What you should do
The answer is to be the data below, written out in full and exactly.

Input data
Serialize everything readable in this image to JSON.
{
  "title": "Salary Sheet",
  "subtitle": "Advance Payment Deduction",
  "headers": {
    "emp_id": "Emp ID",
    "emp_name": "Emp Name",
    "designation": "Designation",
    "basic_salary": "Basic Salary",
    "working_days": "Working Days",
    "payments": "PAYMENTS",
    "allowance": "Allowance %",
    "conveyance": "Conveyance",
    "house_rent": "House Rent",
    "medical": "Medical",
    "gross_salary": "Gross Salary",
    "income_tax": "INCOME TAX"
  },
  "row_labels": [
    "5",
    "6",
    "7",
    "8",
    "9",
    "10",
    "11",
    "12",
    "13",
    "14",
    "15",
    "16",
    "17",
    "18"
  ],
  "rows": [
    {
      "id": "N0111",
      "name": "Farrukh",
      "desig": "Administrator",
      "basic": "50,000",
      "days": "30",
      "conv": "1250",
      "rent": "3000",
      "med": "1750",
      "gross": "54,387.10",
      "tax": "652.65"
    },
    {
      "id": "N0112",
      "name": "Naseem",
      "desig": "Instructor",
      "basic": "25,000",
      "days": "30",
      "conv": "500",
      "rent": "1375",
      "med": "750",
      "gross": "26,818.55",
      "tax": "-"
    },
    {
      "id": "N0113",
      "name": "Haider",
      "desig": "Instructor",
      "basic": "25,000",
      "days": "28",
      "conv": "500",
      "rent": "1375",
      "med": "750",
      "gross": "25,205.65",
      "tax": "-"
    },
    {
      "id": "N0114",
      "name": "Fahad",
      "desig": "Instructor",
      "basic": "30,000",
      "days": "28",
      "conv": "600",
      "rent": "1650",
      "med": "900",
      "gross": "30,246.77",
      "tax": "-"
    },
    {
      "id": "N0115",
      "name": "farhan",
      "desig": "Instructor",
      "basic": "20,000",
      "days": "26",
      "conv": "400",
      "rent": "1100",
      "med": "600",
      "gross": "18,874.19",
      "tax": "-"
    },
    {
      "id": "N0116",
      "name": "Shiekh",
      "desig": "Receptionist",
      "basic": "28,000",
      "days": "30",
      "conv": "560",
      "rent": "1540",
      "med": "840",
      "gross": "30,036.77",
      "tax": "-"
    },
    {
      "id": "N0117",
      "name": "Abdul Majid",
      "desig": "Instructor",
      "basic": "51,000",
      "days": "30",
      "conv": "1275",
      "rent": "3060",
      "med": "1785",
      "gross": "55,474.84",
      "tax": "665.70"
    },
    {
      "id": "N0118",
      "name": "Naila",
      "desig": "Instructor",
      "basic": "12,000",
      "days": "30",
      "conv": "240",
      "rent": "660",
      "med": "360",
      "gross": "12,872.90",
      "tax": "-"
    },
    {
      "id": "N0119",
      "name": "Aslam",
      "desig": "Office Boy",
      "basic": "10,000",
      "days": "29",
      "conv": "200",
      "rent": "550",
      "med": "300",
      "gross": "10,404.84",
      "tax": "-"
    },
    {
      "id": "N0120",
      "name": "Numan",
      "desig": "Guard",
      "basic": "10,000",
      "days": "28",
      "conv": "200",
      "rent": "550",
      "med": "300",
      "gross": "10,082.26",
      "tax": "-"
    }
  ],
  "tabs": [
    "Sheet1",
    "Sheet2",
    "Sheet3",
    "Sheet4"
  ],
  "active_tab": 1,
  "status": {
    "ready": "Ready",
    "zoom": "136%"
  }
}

Reply
Serialize everything readable in this image to JSON.
{
  "title": "Salary Sheet",
  "subtitle": "Advance Payment Deduction",
  "headers": {
    "emp_id": "Emp ID",
    "emp_name": "Emp Name",
    "designation": "Designation",
    "basic_salary": "Basic Salary",
    "working_days": "Working Days",
    "payments": "PAYMENTS",
    "allowance": "Allowance %",
    "conveyance": "Conveyance",
    "house_rent": "House Rent",
    "medical": "Medical",
    "gross_salary": "Gross Salary",
    "income_tax": "INCOME TAX"
  },
  "row_labels": [
    "5",
    "6",
    "7",
    "8",
    "9",
    "10",
    "11",
    "12",
    "13",
    "14",
    "15",
    "16",
    "17",
    "18"
  ],
  "rows": [
    {
      "id": "N0111",
      "name": "Farrukh",
      "desig": "Administrator",
      "basic": "50,000",
      "days": "30",
      "conv": "1250",
      "rent": "3000",
      "med": "1750",
      "gross": "54,387.10",
      "tax": "652.65"
    },
    {
      "id": "N0112",
      "name": "Naseem",
      "desig": "Instructor",
      "basic": "25,000",
      "days": "30",
      "conv": "500",
      "rent": "1375",
      "med": "750",
      "gross": "26,818.55",
      "tax": "-"
    },
    {
      "id": "N0113",
      "name": "Haider",
      "desig": "Instructor",
      "basic": "25,000",
      "days": "28",
      "conv": "500",
      "rent": "1375",
      "med": "750",
      "gross": "25,205.65",
      "tax": "-"
    },
    {
      "id": "N0114",
      "name": "Fahad",
      "desig": "Instructor",
      "basic": "30,000",
      "days": "28",
      "conv": "600",
      "rent": "1650",
      "med": "900",
      "gross": "30,246.77",
      "tax": "-"
    },
    {
      "id": "N0115",
      "name": "farhan",
      "desig": "Instructor",
      "basic": "20,000",
      "days": "26",
      "conv": "400",
      "rent": "1100",
      "med": "600",
      "gross": "18,874.19",
      "tax": "-"
    },
    {
      "id": "N0116",
      "name": "Shiekh",
      "desig": "Receptionist",
      "basic": "28,000",
      "days": "30",
      "conv": "560",
      "rent": "1540",
      "med": "840",
      "gross": "30,036.77",
      "tax": "-"
    },
    {
      "id": "N0117",
      "name": "Abdul Majid",
      "desig": "Instructor",
      "basic": "51,000",
      "days": "30",
      "conv": "1275",
      "rent": "3060",
      "med": "1785",
      "gross": "55,474.84",
      "tax": "665.70"
    },
    {
      "id": "N0118",
      "name": "Naila",
      "desig": "Instructor",
      "basic": "12,000",
      "days": "30",
      "conv": "240",
      "rent": "660",
      "med": "360",
      "gross": "12,872.90",
      "tax": "-"
    },
    {
      "id": "N0119",
      "name": "Aslam",
      "desig": "Office Boy",
      "basic": "10,000",
      "days": "29",
      "conv": "200",
      "rent": "550",
      "med": "300",
      "gross": "10,404.84",
      "tax": "-"
    },
    {
      "id": "N0120",
      "name": "Numan",
      "desig": "Guard",
      "basic": "10,000",
      "days": "28",
      "conv": "200",
      "rent": "550",
      "med": "300",
      "gross": "10,082.26",
      "tax": "-"
    }
  ],
  "tabs": [
    "Sheet1",
    "Sheet2",
    "Sheet3",
    "Sheet4"
  ],
  "active_tab": 1,
  "status": {
    "ready": "Ready",
    "zoom": "136%"
  }
}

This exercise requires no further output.